- Records -
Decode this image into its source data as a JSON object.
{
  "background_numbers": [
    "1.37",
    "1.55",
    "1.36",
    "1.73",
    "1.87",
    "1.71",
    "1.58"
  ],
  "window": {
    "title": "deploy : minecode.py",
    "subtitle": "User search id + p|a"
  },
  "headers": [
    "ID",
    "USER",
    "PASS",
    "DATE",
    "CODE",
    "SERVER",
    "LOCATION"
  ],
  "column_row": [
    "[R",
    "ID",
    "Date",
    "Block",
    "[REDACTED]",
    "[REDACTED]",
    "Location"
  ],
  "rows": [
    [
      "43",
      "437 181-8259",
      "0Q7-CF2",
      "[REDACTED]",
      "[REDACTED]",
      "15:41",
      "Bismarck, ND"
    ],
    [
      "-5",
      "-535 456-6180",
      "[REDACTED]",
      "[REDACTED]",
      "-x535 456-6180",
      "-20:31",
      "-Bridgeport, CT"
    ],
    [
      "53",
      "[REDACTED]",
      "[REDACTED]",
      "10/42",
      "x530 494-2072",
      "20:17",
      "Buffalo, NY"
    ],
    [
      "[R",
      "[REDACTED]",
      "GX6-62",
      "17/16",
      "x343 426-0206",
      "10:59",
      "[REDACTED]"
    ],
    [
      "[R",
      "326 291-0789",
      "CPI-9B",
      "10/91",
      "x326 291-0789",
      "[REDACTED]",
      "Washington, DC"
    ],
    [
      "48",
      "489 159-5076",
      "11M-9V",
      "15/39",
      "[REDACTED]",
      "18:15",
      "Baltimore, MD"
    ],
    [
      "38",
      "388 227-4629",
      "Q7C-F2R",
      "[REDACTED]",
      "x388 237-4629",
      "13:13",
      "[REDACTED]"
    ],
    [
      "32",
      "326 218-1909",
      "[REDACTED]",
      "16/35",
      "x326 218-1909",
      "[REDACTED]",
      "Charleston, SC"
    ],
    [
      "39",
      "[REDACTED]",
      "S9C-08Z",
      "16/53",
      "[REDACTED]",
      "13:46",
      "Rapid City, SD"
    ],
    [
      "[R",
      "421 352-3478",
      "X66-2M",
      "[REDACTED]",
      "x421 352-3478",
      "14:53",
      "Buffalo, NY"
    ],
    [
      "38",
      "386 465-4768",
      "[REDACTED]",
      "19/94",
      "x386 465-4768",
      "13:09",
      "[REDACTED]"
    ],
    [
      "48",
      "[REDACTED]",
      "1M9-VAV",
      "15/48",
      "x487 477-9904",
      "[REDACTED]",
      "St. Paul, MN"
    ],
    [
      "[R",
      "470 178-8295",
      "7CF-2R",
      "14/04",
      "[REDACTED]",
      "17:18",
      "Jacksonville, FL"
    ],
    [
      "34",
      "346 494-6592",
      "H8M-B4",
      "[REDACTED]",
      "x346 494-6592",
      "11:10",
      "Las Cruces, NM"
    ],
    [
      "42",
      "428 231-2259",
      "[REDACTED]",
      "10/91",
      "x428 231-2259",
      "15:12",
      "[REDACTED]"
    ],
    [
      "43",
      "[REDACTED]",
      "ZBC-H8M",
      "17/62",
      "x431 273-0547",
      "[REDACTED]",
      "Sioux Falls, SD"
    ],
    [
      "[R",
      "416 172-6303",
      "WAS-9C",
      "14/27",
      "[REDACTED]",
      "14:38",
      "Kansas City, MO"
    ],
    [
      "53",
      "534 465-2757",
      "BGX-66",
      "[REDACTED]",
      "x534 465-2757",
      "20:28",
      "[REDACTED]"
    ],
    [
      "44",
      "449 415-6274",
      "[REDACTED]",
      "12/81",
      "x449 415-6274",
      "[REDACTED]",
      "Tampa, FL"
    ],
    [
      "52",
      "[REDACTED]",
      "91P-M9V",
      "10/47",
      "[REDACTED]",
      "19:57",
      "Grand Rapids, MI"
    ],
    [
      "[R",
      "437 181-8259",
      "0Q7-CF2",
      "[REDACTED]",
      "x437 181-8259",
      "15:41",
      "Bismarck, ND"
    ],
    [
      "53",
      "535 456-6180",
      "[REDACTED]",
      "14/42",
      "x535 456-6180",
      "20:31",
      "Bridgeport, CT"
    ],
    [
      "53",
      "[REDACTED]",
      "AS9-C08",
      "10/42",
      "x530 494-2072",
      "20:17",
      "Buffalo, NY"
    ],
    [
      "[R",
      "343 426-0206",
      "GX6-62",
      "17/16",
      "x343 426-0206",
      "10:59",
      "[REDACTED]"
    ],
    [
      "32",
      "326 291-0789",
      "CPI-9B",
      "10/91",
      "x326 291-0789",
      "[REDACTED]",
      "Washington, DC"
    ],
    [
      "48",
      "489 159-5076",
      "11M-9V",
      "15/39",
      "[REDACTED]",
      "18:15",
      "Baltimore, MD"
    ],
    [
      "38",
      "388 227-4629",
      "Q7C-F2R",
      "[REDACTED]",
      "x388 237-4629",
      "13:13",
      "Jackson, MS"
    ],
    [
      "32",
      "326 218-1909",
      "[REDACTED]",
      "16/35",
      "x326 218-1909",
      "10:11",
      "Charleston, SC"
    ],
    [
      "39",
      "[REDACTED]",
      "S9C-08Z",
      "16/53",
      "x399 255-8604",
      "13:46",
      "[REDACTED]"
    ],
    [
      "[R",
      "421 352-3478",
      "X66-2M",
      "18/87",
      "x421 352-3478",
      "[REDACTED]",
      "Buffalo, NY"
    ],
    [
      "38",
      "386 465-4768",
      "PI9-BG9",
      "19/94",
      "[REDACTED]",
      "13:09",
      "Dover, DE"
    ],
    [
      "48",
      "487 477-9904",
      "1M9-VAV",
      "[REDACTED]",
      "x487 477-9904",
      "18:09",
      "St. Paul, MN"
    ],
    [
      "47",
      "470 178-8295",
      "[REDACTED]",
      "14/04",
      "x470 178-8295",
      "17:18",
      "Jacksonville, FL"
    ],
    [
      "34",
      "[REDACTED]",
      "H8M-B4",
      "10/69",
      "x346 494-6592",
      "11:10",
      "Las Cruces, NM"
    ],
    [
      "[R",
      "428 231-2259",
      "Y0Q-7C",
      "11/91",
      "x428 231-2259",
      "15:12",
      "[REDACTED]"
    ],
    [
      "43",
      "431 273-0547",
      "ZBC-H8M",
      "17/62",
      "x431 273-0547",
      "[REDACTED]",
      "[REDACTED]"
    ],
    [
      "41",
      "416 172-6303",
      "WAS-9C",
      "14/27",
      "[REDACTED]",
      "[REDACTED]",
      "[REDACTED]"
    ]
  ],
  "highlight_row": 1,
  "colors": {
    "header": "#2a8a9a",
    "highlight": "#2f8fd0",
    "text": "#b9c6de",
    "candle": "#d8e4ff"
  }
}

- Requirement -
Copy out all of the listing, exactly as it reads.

- Task solution -
Decode this image into its source data as a JSON object.
{
  "background_numbers": [
    "1.37",
    "1.55",
    "1.36",
    "1.73",
    "1.87",
    "1.71",
    "1.58"
  ],
  "window": {
    "title": "deploy : minecode.py",
    "subtitle": "User search id + p|a"
  },
  "headers": [
    "ID",
    "USER",
    "PASS",
    "DATE",
    "CODE",
    "SERVER",
    "LOCATION"
  ],
  "column_row": [
    "[R",
    "ID",
    "Date",
    "Block",
    "[REDACTED]",
    "[REDACTED]",
    "Location"
  ],
  "rows": [
    [
      "43",
      "437 181-8259",
      "0Q7-CF2",
      "[REDACTED]",
      "[REDACTED]",
      "15:41",
      "Bismarck, ND"
    ],
    [
      "-5",
      "-535 456-6180",
      "[REDACTED]",
      "[REDACTED]",
      "-x535 456-6180",
      "-20:31",
      "-Bridgeport, CT"
    ],
    [
      "53",
      "[REDACTED]",
      "[REDACTED]",
      "10/42",
      "x530 494-2072",
      "20:17",
      "Buffalo, NY"
    ],
    [
      "[R",
      "[REDACTED]",
      "GX6-62",
      "17/16",
      "x343 426-0206",
      "10:59",
      "[REDACTED]"
    ],
    [
      "[R",
      "326 291-0789",
      "CPI-9B",
      "10/91",
      "x326 291-0789",
      "[REDACTED]",
      "Washington, DC"
    ],
    [
      "48",
      "489 159-5076",
      "11M-9V",
      "15/39",
      "[REDACTED]",
      "18:15",
      "Baltimore, MD"
    ],
    [
      "38",
      "388 227-4629",
      "Q7C-F2R",
      "[REDACTED]",
      "x388 237-4629",
      "13:13",
      "[REDACTED]"
    ],
    [
      "32",
      "326 218-1909",
      "[REDACTED]",
      "16/35",
      "x326 218-1909",
      "[REDACTED]",
      "Charleston, SC"
    ],
    [
      "39",
      "[REDACTED]",
      "S9C-08Z",
      "16/53",
      "[REDACTED]",
      "13:46",
      "Rapid City, SD"
    ],
    [
      "[R",
      "421 352-3478",
      "X66-2M",
      "[REDACTED]",
      "x421 352-3478",
      "14:53",
      "Buffalo, NY"
    ],
    [
      "38",
      "386 465-4768",
      "[REDACTED]",
      "19/94",
      "x386 465-4768",
      "13:09",
      "[REDACTED]"
    ],
    [
      "48",
      "[REDACTED]",
      "1M9-VAV",
      "15/48",
      "x487 477-9904",
      "[REDACTED]",
      "St. Paul, MN"
    ],
    [
      "[R",
      "470 178-8295",
      "7CF-2R",
      "14/04",
      "[REDACTED]",
      "17:18",
      "Jacksonville, FL"
    ],
    [
      "34",
      "346 494-6592",
      "H8M-B4",
      "[REDACTED]",
      "x346 494-6592",
      "11:10",
      "Las Cruces, NM"
    ],
    [
      "42",
      "428 231-2259",
      "[REDACTED]",
      "10/91",
      "x428 231-2259",
      "15:12",
      "[REDACTED]"
    ],
    [
      "43",
      "[REDACTED]",
      "ZBC-H8M",
      "17/62",
      "x431 273-0547",
      "[REDACTED]",
      "Sioux Falls, SD"
    ],
    [
      "[R",
      "416 172-6303",
      "WAS-9C",
      "14/27",
      "[REDACTED]",
      "14:38",
      "Kansas City, MO"
    ],
    [
      "53",
      "534 465-2757",
      "BGX-66",
      "[REDACTED]",
      "x534 465-2757",
      "20:28",
      "[REDACTED]"
    ],
    [
      "44",
      "449 415-6274",
      "[REDACTED]",
      "12/81",
      "x449 415-6274",
      "[REDACTED]",
      "Tampa, FL"
    ],
    [
      "52",
      "[REDACTED]",
      "91P-M9V",
      "10/47",
      "[REDACTED]",
      "19:57",
      "Grand Rapids, MI"
    ],
    [
      "[R",
      "437 181-8259",
      "0Q7-CF2",
      "[REDACTED]",
      "x437 181-8259",
      "15:41",
      "Bismarck, ND"
    ],
    [
      "53",
      "535 456-6180",
      "[REDACTED]",
      "14/42",
      "x535 456-6180",
      "20:31",
      "Bridgeport, CT"
    ],
    [
      "53",
      "[REDACTED]",
      "AS9-C08",
      "10/42",
      "x530 494-2072",
      "20:17",
      "Buffalo, NY"
    ],
    [
      "[R",
      "343 426-0206",
      "GX6-62",
      "17/16",
      "x343 426-0206",
      "10:59",
      "[REDACTED]"
    ],
    [
      "32",
      "326 291-0789",
      "CPI-9B",
      "10/91",
      "x326 291-0789",
      "[REDACTED]",
      "Washington, DC"
    ],
    [
      "48",
      "489 159-5076",
      "11M-9V",
      "15/39",
      "[REDACTED]",
      "18:15",
      "Baltimore, MD"
    ],
    [
      "38",
      "388 227-4629",
      "Q7C-F2R",
      "[REDACTED]",
      "x388 237-4629",
      "13:13",
      "Jackson, MS"
    ],
    [
      "32",
      "326 218-1909",
      "[REDACTED]",
      "16/35",
      "x326 218-1909",
      "10:11",
      "Charleston, SC"
    ],
    [
      "39",
      "[REDACTED]",
      "S9C-08Z",
      "16/53",
      "x399 255-8604",
      "13:46",
      "[REDACTED]"
    ],
    [
      "[R",
      "421 352-3478",
      "X66-2M",
      "18/87",
      "x421 352-3478",
      "[REDACTED]",
      "Buffalo, NY"
    ],
    [
      "38",
      "386 465-4768",
      "PI9-BG9",
      "19/94",
      "[REDACTED]",
      "13:09",
      "Dover, DE"
    ],
    [
      "48",
      "487 477-9904",
      "1M9-VAV",
      "[REDACTED]",
      "x487 477-9904",
      "18:09",
      "St. Paul, MN"
    ],
    [
      "47",
      "470 178-8295",
      "[REDACTED]",
      "14/04",
      "x470 178-8295",
      "17:18",
      "Jacksonville, FL"
    ],
    [
      "34",
      "[REDACTED]",
      "H8M-B4",
      "10/69",
      "x346 494-6592",
      "11:10",
      "Las Cruces, NM"
    ],
    [
      "[R",
      "428 231-2259",
      "Y0Q-7C",
      "11/91",
      "x428 231-2259",
      "15:12",
      "[REDACTED]"
    ],
    [
      "43",
      "431 273-0547",
      "ZBC-H8M",
      "17/62",
      "x431 273-0547",
      "[REDACTED]",
      "[REDACTED]"
    ],
    [
      "41",
      "416 172-6303",
      "WAS-9C",
      "14/27",
      "[REDACTED]",
      "[REDACTED]",
      "[REDACTED]"
    ]
  ],
  "highlight_row": 1,
  "colors": {
    "header": "#2a8a9a",
    "highlight": "#2f8fd0",
    "text": "#b9c6de",
    "candle": "#d8e4ff"
  }
}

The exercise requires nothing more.